The Scribbling Idiots hip-hop collective (JustMe, Cas Metah, Elias, Mouf Warren, MattmaN, ReFlex the Architect, Theory Hazit, Wonder Brown, MP Ancient, Sebastian Hochstein, and Ruffian) has been on a consistent grind, dropping release-after-release to the point of what would be oversaturation if not for the quality. Whether in solo albums are some combination of group members, the collective’s musical aesthetic is rooted in a devotion to the sound and style of ‘90s hip-hop. Common once almost prophetically rapped “this ain’t ’94, Joe, we can’t go back” with a message for the culture to evolve. Evolution is all good and well-needed, but there’s still a niche for dated styles and accompanying fanbases, especially if those styles hold more appeal than current ones. To that end, two Scribbling Idiots (JustMe and Cas Metah) put their heads together for a joint album: “The New ’93.”

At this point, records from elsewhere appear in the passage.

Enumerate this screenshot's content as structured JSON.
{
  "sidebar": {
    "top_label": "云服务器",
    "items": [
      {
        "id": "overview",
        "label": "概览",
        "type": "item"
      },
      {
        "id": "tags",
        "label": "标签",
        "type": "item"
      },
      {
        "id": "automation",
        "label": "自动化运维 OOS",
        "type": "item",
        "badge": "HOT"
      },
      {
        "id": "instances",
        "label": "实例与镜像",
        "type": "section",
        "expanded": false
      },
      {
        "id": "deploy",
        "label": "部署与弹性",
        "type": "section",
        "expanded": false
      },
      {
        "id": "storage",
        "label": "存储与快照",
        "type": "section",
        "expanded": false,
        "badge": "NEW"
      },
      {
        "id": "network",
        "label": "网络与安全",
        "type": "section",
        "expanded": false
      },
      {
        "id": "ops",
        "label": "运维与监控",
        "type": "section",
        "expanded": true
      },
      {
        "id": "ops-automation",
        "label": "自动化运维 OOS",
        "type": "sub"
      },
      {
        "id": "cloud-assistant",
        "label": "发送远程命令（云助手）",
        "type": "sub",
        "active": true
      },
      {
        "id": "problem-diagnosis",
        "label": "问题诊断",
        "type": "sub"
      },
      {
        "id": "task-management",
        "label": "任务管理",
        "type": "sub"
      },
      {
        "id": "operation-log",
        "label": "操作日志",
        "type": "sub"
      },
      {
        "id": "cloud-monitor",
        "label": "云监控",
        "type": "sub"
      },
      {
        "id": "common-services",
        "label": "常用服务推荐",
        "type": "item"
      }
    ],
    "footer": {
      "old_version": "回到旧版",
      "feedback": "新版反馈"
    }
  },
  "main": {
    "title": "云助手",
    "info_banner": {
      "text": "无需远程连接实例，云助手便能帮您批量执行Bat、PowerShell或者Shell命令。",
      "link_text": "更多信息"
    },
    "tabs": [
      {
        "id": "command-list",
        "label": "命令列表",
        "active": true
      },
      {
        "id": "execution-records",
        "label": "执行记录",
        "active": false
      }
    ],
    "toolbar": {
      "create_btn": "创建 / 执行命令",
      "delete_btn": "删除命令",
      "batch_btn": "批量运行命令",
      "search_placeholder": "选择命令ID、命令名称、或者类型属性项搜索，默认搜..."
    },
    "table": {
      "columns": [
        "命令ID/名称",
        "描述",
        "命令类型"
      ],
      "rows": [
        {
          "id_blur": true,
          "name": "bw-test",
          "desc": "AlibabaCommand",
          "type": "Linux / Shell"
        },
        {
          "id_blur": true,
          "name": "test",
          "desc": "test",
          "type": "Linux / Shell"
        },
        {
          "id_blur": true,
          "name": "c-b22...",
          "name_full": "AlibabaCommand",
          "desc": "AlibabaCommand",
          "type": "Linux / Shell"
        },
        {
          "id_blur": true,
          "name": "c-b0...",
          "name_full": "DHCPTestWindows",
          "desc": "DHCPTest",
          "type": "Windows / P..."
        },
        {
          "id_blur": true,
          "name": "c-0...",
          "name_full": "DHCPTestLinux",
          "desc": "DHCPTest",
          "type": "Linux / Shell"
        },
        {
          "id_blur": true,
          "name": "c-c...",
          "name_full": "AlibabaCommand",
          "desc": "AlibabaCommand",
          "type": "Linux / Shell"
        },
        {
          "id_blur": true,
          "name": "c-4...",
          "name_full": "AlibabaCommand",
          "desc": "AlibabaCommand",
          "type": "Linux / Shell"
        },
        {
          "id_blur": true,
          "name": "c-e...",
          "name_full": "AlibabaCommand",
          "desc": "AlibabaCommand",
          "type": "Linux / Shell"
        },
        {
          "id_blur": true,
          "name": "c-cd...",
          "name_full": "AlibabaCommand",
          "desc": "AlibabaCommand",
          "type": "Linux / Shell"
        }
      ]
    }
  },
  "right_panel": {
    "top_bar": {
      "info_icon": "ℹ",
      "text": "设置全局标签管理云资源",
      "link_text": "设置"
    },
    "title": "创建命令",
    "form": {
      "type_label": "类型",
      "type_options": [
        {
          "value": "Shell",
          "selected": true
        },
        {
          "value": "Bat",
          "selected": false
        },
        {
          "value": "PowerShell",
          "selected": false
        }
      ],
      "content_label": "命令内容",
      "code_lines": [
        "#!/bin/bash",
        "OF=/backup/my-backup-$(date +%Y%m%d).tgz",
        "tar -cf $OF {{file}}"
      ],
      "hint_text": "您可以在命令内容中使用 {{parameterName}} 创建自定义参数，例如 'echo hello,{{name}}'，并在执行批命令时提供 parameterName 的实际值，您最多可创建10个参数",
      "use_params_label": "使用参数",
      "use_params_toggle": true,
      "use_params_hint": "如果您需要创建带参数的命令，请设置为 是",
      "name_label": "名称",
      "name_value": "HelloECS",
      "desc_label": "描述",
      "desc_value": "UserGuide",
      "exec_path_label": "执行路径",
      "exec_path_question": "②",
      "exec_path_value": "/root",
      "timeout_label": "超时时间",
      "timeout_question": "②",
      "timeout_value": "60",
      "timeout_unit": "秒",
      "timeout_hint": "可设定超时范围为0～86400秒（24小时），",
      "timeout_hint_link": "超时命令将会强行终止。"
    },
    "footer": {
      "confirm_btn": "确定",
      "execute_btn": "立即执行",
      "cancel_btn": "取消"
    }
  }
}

It’s a ten-track album with a different producer for each, though Simple Cuts is behind the boards for two of them. Speaking of which, it’s his production which kicks off the album in the form of “Mad World.” I was initially thinking of the Tears For Fears song of the same name and, right on cue, JustMe references them in his verse. It’s worth noting that most of the production contains DJ scratches and samples courtesy of Tobotius of Animal Crackers. “Irreplaceable” already elicits notions of Beyoncé from the title alone, and it bears similarities in the topic: Relationships, specifically showing the confidence to get one started as JustMe, Cas, and guest rapper Cappadonna all spit verses envisioning individual scenarios of approaching women who interest them over Temper’s piano-driven beat. Anno Domini laces the epic-sounding towering “Blast Off” which features an assist from Tragedy Khadafi, who provides a verse proving his status as a seasoned vet.
Also, for comparative measure, Cas Metah is a Columbus native and has a voice and rasp to it which reminds of Massachusetts-raised emcee Terminology. JustMe is a California native with a flow dipped in east coast rap traditions, even down to his voice as he doesn’t seem to have a west coast drawl to his. But they’re not bad together, and should show more lyrical chemistry via tag-teaming rhymes. “Make Waves” has 2DEEPBEATS providing steel drum snares over an airy sample and keyboard loop. Planet Asia has a guest appearance here and delivers a tongue-twisting verse with stand-out lines such as, “Assassin with the blade catch a niggas fade / It’s a rapture on the stage when you capture these grenades / You’ll be a fossil once they really understand the gospel / El Chapo with chopped cheese in the taco.” The album’s posse cut is “Kung Fu Movie Villain” featuring Aceyalone, Mouf Warren, Blast Mega. Produced by HZA/B. Hard Productions, it’s quite the head-nodder and string-driven. Overall, it’s Mouf Warren who had the best verse with his sharp rhyme schemes and nasal cadence. The fifth single, “Part Time” is produced by Scarebeatz and is about the ups and downs of being a rapper who already has a primary occupation:
The album’s closer is D1’s remix of Make Waves, and all that’s different is the background sample and, therefore, can’t touch 2DEEPBEATS’s version. The three preceding tracks include “No Rights Left” produced by Sebastian Hochstein. JustMe has good wordplay (“Your rights left when they rewrote your leftovers / It’s not fake but your hot take was reheated / If you ain’t running on E, then you defeated”). On Simple Cuts’ second and last cut on the album, “Raining Indoors”, emcee Aztek the Barfly drops the heavy load first, though Metah has a good point with his rap “There’s no honor, no respect, no benevolence / We all have character flaws, but bearing them ALL for the world isn’t humility, it’s arrogance.” Finally, at “Breaking Point”, they feature D1 on the hook while fellow guest Motionplus drops a politically-laced voice first to convey his arrival at his own breaking point. Cas and JustMe follow suit over the hazy beat produced by Theory Hazit. On the whole, “The New ‘93” isn’t new at all. In a sense, it harks back to Just’s line from “No Rights Left” when he spat “…rewrote your leftovers / It’s not fake but your hot take was reheated.” Though meant as a battle rhyme, the inherent statement can be applied to the album as well. But despite the ancient aesthetics which abound, “The New ‘93” still holds more weight than its two-star modern contemporaries.